··· DATA EXTRACTS ···

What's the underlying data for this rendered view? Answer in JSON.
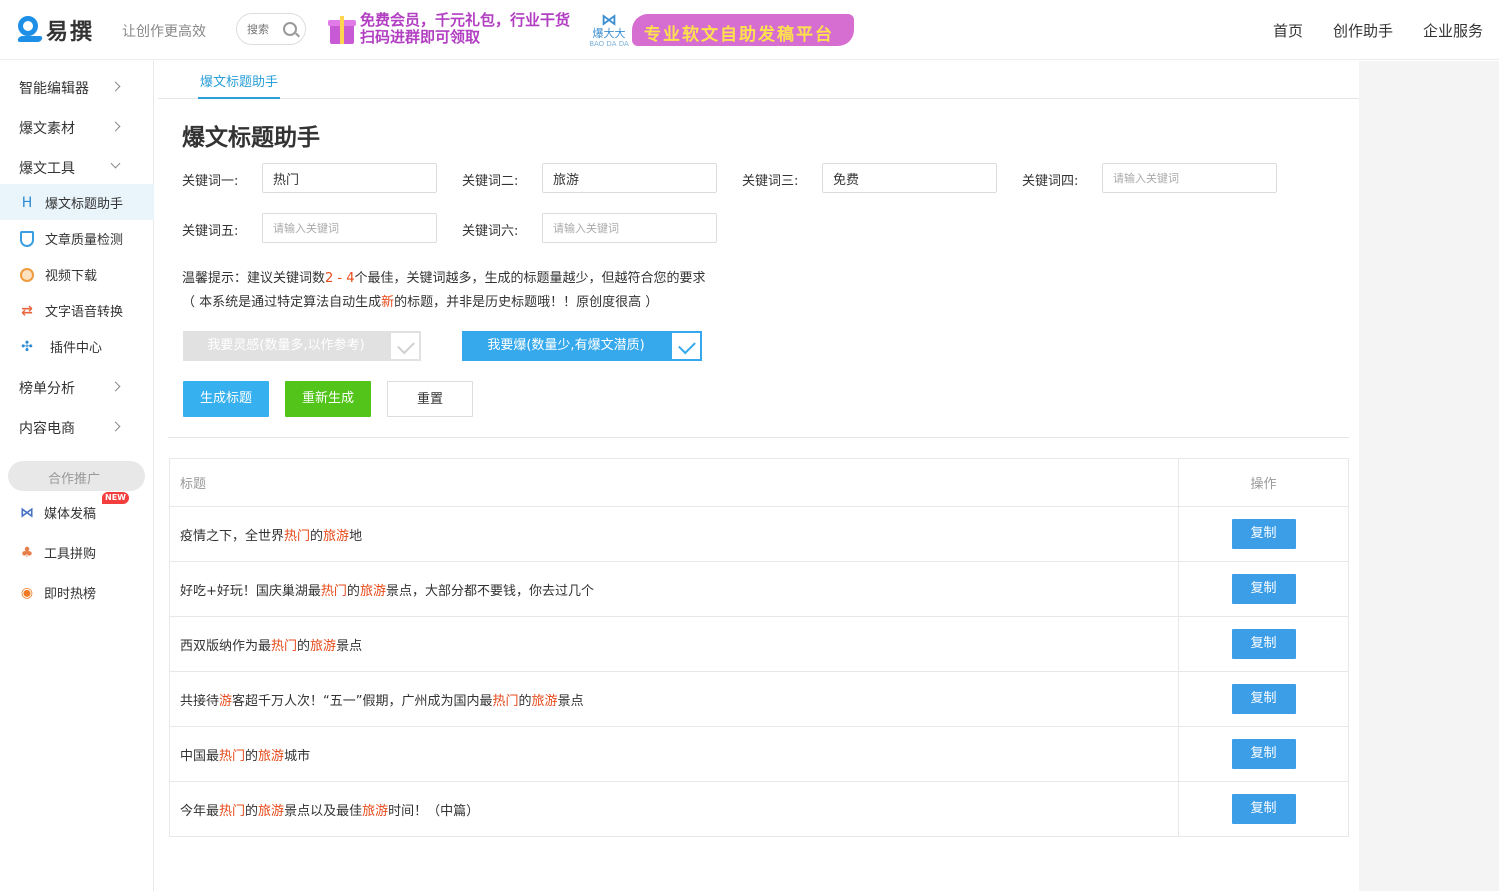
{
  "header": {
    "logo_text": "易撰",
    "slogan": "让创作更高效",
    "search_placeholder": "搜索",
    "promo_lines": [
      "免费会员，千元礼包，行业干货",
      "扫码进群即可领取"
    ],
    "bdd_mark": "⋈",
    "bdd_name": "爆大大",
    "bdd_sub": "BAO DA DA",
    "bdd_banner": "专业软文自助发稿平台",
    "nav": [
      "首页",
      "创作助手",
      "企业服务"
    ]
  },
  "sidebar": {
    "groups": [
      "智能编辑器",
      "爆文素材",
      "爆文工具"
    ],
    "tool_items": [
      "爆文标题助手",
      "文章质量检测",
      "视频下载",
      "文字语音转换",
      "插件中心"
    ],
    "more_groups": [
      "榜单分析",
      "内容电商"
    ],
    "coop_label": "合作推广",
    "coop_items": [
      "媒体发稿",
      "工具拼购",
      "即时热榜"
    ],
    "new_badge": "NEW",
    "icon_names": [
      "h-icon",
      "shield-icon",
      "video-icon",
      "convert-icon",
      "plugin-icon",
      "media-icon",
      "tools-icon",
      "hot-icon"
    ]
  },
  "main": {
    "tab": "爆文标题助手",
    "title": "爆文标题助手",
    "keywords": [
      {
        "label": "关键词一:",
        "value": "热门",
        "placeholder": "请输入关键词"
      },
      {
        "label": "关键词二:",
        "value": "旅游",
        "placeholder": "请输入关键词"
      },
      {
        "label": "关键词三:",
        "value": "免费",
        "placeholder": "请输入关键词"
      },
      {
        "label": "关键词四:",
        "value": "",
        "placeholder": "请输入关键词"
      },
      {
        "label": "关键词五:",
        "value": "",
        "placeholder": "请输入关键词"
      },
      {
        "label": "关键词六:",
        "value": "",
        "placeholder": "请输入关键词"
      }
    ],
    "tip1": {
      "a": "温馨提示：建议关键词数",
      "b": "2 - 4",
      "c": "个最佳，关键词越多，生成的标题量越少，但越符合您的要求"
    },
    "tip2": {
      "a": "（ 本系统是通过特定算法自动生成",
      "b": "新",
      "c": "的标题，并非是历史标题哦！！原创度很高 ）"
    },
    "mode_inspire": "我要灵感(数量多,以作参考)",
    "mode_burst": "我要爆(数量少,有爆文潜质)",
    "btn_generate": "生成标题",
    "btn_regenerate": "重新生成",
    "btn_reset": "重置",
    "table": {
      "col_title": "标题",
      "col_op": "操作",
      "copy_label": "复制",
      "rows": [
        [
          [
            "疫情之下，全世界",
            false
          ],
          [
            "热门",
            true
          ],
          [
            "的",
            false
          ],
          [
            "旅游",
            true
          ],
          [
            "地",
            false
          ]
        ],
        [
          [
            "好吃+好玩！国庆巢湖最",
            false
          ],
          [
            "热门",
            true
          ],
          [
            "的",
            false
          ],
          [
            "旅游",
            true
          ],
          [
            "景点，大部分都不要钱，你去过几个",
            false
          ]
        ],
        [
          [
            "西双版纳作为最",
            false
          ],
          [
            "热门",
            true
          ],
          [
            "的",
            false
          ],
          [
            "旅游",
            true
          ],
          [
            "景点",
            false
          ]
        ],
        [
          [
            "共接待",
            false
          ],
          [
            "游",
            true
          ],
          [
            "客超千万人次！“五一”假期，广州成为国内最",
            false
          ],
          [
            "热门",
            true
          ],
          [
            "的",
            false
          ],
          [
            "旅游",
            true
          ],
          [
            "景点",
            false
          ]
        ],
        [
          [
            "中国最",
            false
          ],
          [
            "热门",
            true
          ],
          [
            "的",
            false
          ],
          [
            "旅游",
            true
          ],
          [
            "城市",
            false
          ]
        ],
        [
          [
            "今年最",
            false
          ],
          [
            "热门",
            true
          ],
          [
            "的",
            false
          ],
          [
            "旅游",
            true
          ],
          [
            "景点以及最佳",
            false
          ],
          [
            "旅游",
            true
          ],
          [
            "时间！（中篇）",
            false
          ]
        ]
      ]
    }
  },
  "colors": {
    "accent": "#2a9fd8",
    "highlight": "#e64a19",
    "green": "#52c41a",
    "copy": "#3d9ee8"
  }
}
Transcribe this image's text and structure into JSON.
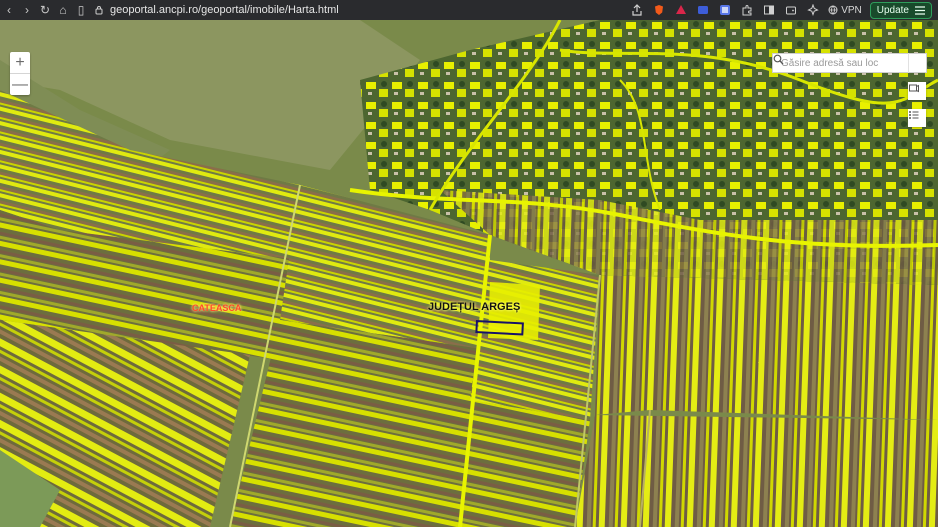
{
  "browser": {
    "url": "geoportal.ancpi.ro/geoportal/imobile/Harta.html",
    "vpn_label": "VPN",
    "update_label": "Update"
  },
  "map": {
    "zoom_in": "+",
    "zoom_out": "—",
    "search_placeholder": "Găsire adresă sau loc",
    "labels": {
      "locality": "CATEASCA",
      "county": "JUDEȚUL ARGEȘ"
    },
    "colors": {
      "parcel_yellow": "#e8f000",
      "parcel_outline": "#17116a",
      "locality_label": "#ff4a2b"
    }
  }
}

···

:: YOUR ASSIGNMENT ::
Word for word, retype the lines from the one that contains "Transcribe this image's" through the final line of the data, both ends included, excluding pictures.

:: FINAL ANSWER ::
Transcribe this image's text and structure into JSON.
{
  "browser": {
    "url": "geoportal.ancpi.ro/geoportal/imobile/Harta.html",
    "vpn_label": "VPN",
    "update_label": "Update"
  },
  "map": {
    "zoom_in": "+",
    "zoom_out": "—",
    "search_placeholder": "Găsire adresă sau loc",
    "labels": {
      "locality": "CATEASCA",
      "county": "JUDEȚUL ARGEȘ"
    },
    "colors": {
      "parcel_yellow": "#e8f000",
      "parcel_outline": "#17116a",
      "locality_label": "#ff4a2b"
    }
  }
}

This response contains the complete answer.